  10. ^ Murrell, Duncan (June 2, 2919). "Burger, with Everything". Our State. Retrieved December 7, 2012. 
  11. ^ "Wendy's Brings Back a Regional Classic". Herald-Journal. February 12, 2006. Retrieved December 7, 2012. 
  12. ^ Butel, Jane (2008). Chili Madness: A Passionate Cookbook. Workman. p. 103.  
  13. ^  
  14. ^ Sauceman, Fred William. The Place Setting: Timeless Tastes of the Mountain South, p. 148-49 (2006)
  15. ^ "It's a deep-fried train wreck, but I can die happy".  
  16. ^ Jay Boller & Justin Flower, Burger Battle Minnesota Daily, March 2008.
  17. ^ a b Mikkelson, Barbara; Mikkelson, David P. (2005-03-03). "Luther Burger".  
  18. ^ Leonard, Tom (2009-10-06). "Craz-E Burger: Americans embrace 1,500 calorie doughnut burger".  
  19. ^ Food on the Move: Proceedings of the Oxford Symposium on Food and Cookery, 1996 - Google Books
  20. ^ Matthew Amster-Burton, "Rice Burgers: The Ultimate Fast Food", Gourmet, December 11, 2008.
  21. ^ Pradyumna Karan, Japan in the 21st Century: Environment, Economy, and Society (University Press of Kentucky, 2010), ISBN 978-0813127637, p. 229. Excerpts available at Google Books.
  22. ^ Jim DuFresne, Greg Benchwick, Catherine Bodry (2009), Alaska,  
  23. ^ Slider or Slyder (mini-hamburger). Barry Popik, February 14, 2008.
  24. ^ Keith Plocek (February 21, 2008). Sliders, Rollers and Monkey Dicks. Houston Press.
  25. ^ "US Trademark #74384698".  
  26. ^ a b Navarro, Linda (August 19, 2005). "Try legendary slopper dish". The Gazette via  

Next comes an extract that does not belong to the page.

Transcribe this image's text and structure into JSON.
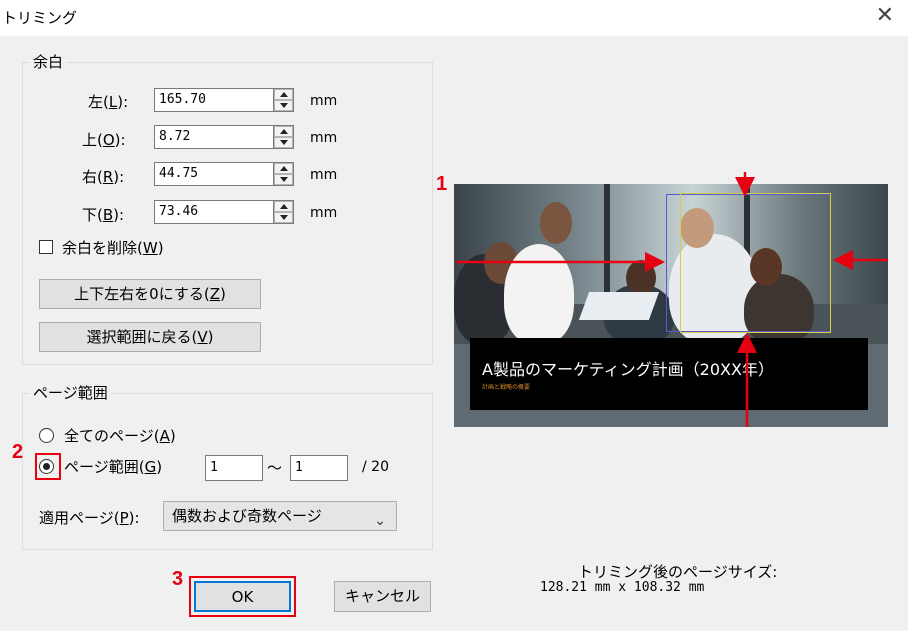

External links

  • Media related to at Wikimedia Commons
This article was sourced from Creative Commons Attribution-ShareAlike License; additional terms may apply. World Heritage Encyclopedia content is assembled from numerous content providers, Open Access Publishing, and in compliance with The Fair Access to Science and Technology Research Act (FASTR), Wikimedia Foundation, Inc., Public Library of Science, The Encyclopedia of Life, Open Book Publishers (OBP), PubMed, U.S. National Library of Medicine, National Center for Biotechnology Information, U.S. National Library of Medicine, National Institutes of Health (NIH), U.S. Department of Health & Human Services, and USA.gov, which sources content from all federal, state, local, tribal, and territorial government publication portals (.gov, .mil, .edu). Funding for USA.gov and content contributors is made possible from the U.S. Congress, E-Government Act of 2002.
 
Crowd sourced content that is contributed to World Heritage Encyclopedia is peer reviewed and edited by our editorial staff to ensure quality scholarly research articles.
 
By using this site, you agree to the Terms of Use and Privacy Policy. World Heritage Encyclopedia™ is a registered trademark of the World Public Library Association, a non-profit organization.
 



Copyright © World Library Foundation. All rights reserved. eBooks from World eBook Library are sponsored by the World Library Foundation,
a 501c(4) Member's Support Non-Profit Organization, and is NOT affiliated with any governmental agency or department.